Large metro area unemployment rates, May 2015
July 09, 2015
Unemployment rates in May 2015 were lower than a year earlier in 346 of the 387 metropolitan areas, higher in 36 areas, and unchanged in 5 areas.
Of the 51 metropolitan areas with a 2010 Census population of 1 million or more, Austin-Round Rock, Texas, and Salt Lake City, Utah, had the lowest unemployment rates in May, 3.1 percent and 3.2 percent, respectively.
Source: U.S. Bureau of Labor Statistics.
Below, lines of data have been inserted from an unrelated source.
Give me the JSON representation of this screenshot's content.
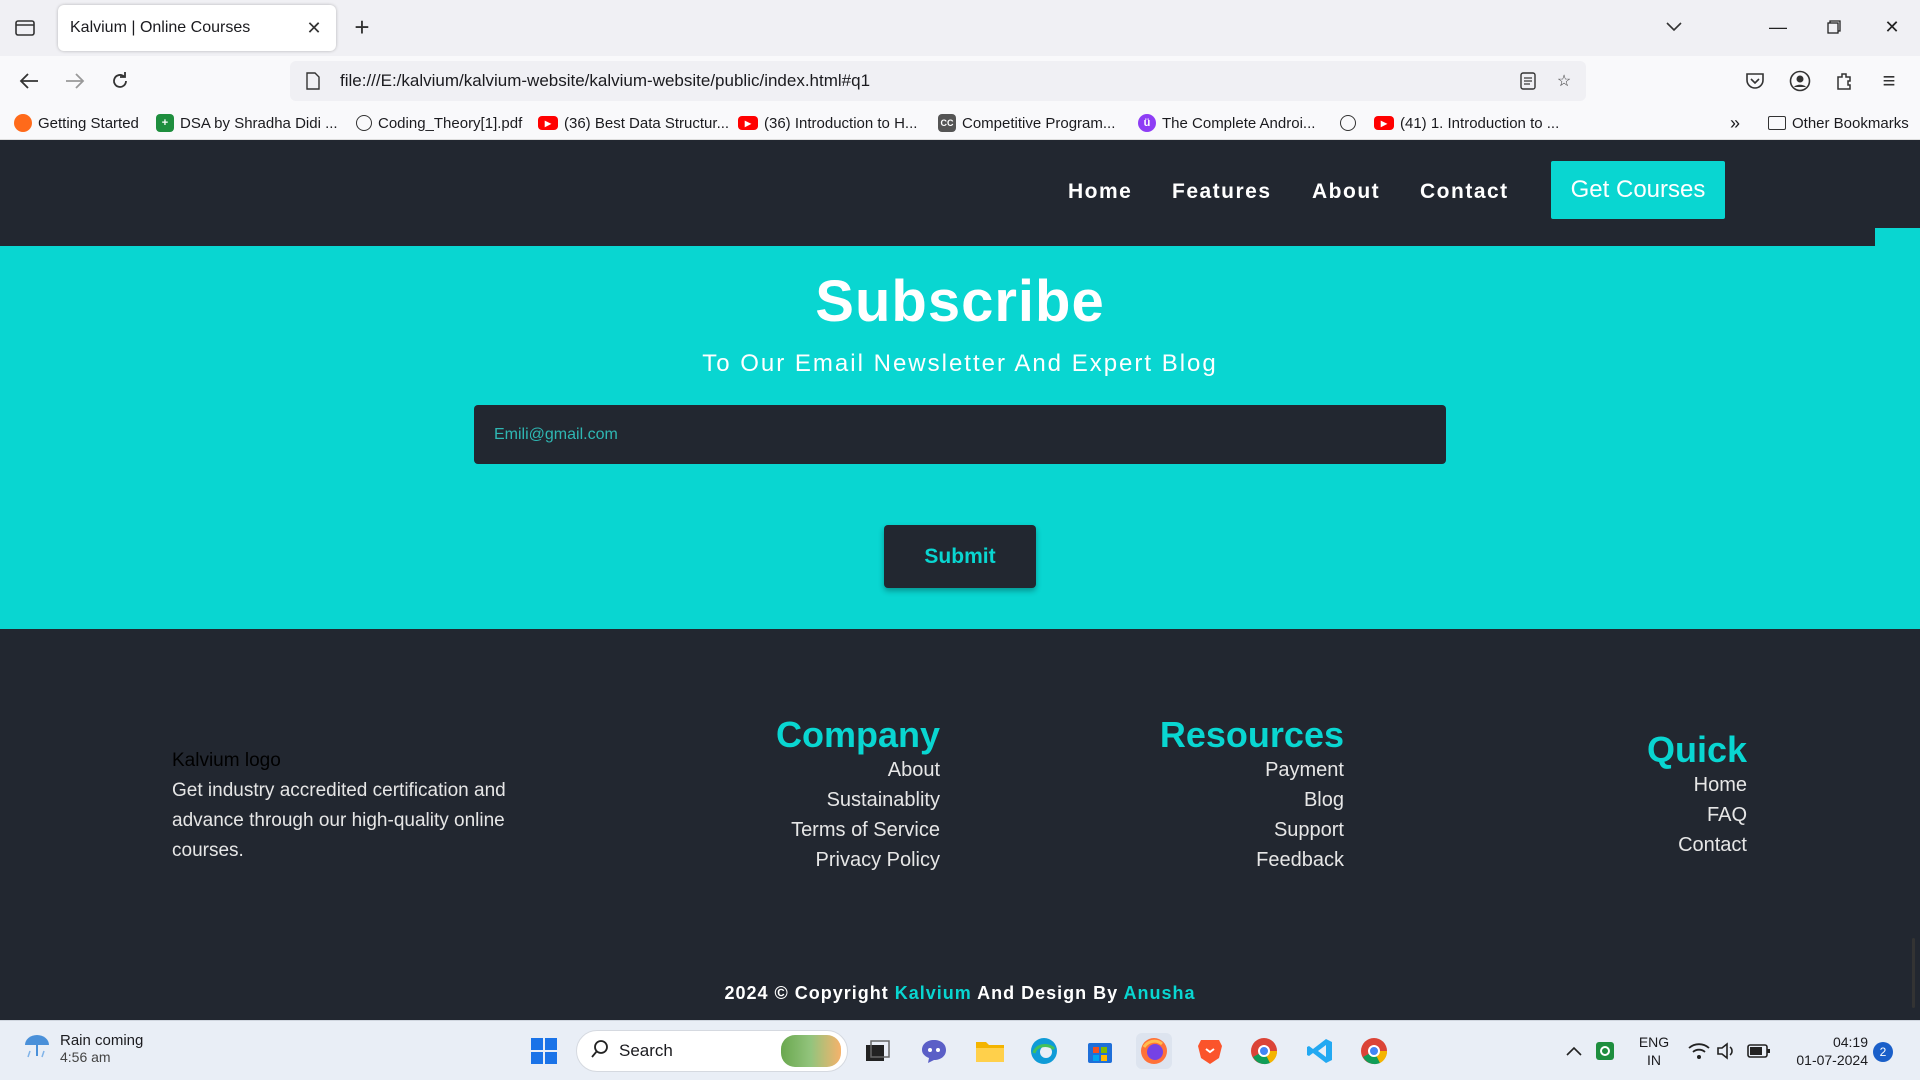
{
  "browser": {
    "tab_title": "Kalvium | Online Courses",
    "url": "file:///E:/kalvium/kalvium-website/kalvium-website/public/index.html#q1",
    "bookmarks": [
      "Getting Started",
      "DSA by Shradha Didi ...",
      "Coding_Theory[1].pdf",
      "(36) Best Data Structur...",
      "(36) Introduction to H...",
      "Competitive Program...",
      "The Complete Androi...",
      "",
      "(41) 1. Introduction to ..."
    ],
    "other_bookmarks": "Other Bookmarks"
  },
  "site": {
    "menu": [
      "Home",
      "Features",
      "About",
      "Contact"
    ],
    "cta": "Get Courses",
    "subscribe": {
      "title": "Subscribe",
      "subtitle": "To Our Email Newsletter And Expert Blog",
      "email_placeholder": "Emili@gmail.com",
      "submit": "Submit"
    },
    "footer": {
      "logo_alt": "Kalvium logo",
      "about": "Get industry accredited certification and advance through our high-quality online courses.",
      "columns": [
        {
          "title": "Company",
          "links": [
            "About",
            "Sustainablity",
            "Terms of Service",
            "Privacy Policy"
          ]
        },
        {
          "title": "Resources",
          "links": [
            "Payment",
            "Blog",
            "Support",
            "Feedback"
          ]
        },
        {
          "title": "Quick",
          "links": [
            "Home",
            "FAQ",
            "Contact"
          ]
        }
      ],
      "copyright": {
        "prefix": "2024 © Copyright",
        "brand": "Kalvium",
        "middle": "And Design By",
        "designer": "Anusha"
      }
    },
    "colors": {
      "accent": "#09d6d1",
      "dark": "#222730"
    }
  },
  "taskbar": {
    "weather_line1": "Rain coming",
    "weather_line2": "4:56 am",
    "search_label": "Search",
    "lang_line1": "ENG",
    "lang_line2": "IN",
    "time": "04:19",
    "date": "01-07-2024",
    "notification_count": "2"
  }
}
Detroit-Warren-Dearborn, Michigan; Las Vegas-Henderson-Paradise, Nevada; Los Angeles-Long Beach-Anaheim, California; and Memphis, Tennessee-Mississippi-Arkansas, had the highest jobless rates among the large areas, 6.6 percent each.
These data are from the Local Area Unemployment Statistics program. Data for the most recent month are preliminary and may be revised. The data are not seasonally adjusted. For more information, see “Metropolitan Area Employment and Unemployment—May 2015” (HTML) (PDF).
Bureau of Labor Statistics, U.S. Department of Labor, The Economics Daily, Large metro area unemployment rates, May 2015 on the Internet at https://www.bls.gov/opub/ted/2015/large-metro-area-unemployment-rates-may-2015.htm (visited October 31, 2020).
Recent editions of Spotlight on Statistics
- Gulf War Era Veterans in the Labor Force
Examines the demographic, employment, and unemployment characteristics of civilians who served in the U.S. military during Gulf War era.
- Using BLS Data to Match People with Disabilities with Jobs Presents data that can help increase access and opportunity for people with disabilities in the nation’s labor market.
- How Women and Aging Affect Trends in Labor Force Growth Examines how women’s labor force participation and the aging of the U.S. population affect trends in labor force growth.
- Meal Appeal: Patterns of Expenditures on Food away from Home
Examines spending on food away from home, such as meals or snacks from restaurants, vending machines, employer cafeterias, or other venues.